**** Dataset records
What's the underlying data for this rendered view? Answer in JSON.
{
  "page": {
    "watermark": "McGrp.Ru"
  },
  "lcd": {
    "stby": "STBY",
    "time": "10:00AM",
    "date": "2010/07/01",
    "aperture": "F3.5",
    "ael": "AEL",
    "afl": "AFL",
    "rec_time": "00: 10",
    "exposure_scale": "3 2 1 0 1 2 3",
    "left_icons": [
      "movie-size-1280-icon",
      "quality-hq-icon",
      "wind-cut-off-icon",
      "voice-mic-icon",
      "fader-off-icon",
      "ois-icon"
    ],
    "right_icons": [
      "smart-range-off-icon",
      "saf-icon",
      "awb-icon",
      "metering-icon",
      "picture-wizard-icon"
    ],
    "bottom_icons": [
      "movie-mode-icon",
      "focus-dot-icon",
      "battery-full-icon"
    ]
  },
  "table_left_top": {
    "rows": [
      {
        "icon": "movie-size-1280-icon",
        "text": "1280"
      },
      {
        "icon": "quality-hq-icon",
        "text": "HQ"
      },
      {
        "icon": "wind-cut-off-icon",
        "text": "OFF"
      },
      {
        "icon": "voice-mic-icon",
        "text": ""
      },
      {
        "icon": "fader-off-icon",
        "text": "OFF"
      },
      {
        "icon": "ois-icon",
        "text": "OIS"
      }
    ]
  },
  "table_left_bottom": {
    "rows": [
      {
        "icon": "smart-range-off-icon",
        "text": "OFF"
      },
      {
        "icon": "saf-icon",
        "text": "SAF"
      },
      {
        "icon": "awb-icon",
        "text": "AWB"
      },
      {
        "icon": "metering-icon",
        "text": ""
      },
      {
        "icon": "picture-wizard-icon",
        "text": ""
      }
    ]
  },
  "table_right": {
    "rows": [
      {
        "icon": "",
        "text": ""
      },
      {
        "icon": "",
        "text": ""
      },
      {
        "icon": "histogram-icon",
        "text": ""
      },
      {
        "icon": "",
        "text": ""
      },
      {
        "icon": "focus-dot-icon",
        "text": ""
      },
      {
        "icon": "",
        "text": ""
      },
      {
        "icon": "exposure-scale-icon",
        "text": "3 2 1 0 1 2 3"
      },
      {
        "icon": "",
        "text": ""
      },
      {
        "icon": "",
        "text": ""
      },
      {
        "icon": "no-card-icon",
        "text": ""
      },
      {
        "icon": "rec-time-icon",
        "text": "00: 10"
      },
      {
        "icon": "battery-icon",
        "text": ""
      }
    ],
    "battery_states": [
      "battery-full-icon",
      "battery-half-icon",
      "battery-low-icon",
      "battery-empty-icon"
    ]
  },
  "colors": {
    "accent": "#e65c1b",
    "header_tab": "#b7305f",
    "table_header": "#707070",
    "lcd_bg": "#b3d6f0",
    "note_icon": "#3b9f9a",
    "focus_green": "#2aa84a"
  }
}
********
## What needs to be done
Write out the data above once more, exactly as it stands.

## Reply to the exercise
What's the underlying data for this rendered view? Answer in JSON.
{
  "page": {
    "watermark": "McGrp.Ru"
  },
  "lcd": {
    "stby": "STBY",
    "time": "10:00AM",
    "date": "2010/07/01",
    "aperture": "F3.5",
    "ael": "AEL",
    "afl": "AFL",
    "rec_time": "00: 10",
    "exposure_scale": "3 2 1 0 1 2 3",
    "left_icons": [
      "movie-size-1280-icon",
      "quality-hq-icon",
      "wind-cut-off-icon",
      "voice-mic-icon",
      "fader-off-icon",
      "ois-icon"
    ],
    "right_icons": [
      "smart-range-off-icon",
      "saf-icon",
      "awb-icon",
      "metering-icon",
      "picture-wizard-icon"
    ],
    "bottom_icons": [
      "movie-mode-icon",
      "focus-dot-icon",
      "battery-full-icon"
    ]
  },
  "table_left_top": {
    "rows": [
      {
        "icon": "movie-size-1280-icon",
        "text": "1280"
      },
      {
        "icon": "quality-hq-icon",
        "text": "HQ"
      },
      {
        "icon": "wind-cut-off-icon",
        "text": "OFF"
      },
      {
        "icon": "voice-mic-icon",
        "text": ""
      },
      {
        "icon": "fader-off-icon",
        "text": "OFF"
      },
      {
        "icon": "ois-icon",
        "text": "OIS"
      }
    ]
  },
  "table_left_bottom": {
    "rows": [
      {
        "icon": "smart-range-off-icon",
        "text": "OFF"
      },
      {
        "icon": "saf-icon",
        "text": "SAF"
      },
      {
        "icon": "awb-icon",
        "text": "AWB"
      },
      {
        "icon": "metering-icon",
        "text": ""
      },
      {
        "icon": "picture-wizard-icon",
        "text": ""
      }
    ]
  },
  "table_right": {
    "rows": [
      {
        "icon": "",
        "text": ""
      },
      {
        "icon": "",
        "text": ""
      },
      {
        "icon": "histogram-icon",
        "text": ""
      },
      {
        "icon": "",
        "text": ""
      },
      {
        "icon": "focus-dot-icon",
        "text": ""
      },
      {
        "icon": "",
        "text": ""
      },
      {
        "icon": "exposure-scale-icon",
        "text": "3 2 1 0 1 2 3"
      },
      {
        "icon": "",
        "text": ""
      },
      {
        "icon": "",
        "text": ""
      },
      {
        "icon": "no-card-icon",
        "text": ""
      },
      {
        "icon": "rec-time-icon",
        "text": "00: 10"
      },
      {
        "icon": "battery-icon",
        "text": ""
      }
    ],
    "battery_states": [
      "battery-full-icon",
      "battery-half-icon",
      "battery-low-icon",
      "battery-empty-icon"
    ]
  },
  "colors": {
    "accent": "#e65c1b",
    "header_tab": "#b7305f",
    "table_header": "#707070",
    "lcd_bg": "#b3d6f0",
    "note_icon": "#3b9f9a",
    "focus_green": "#2aa84a"
  }
}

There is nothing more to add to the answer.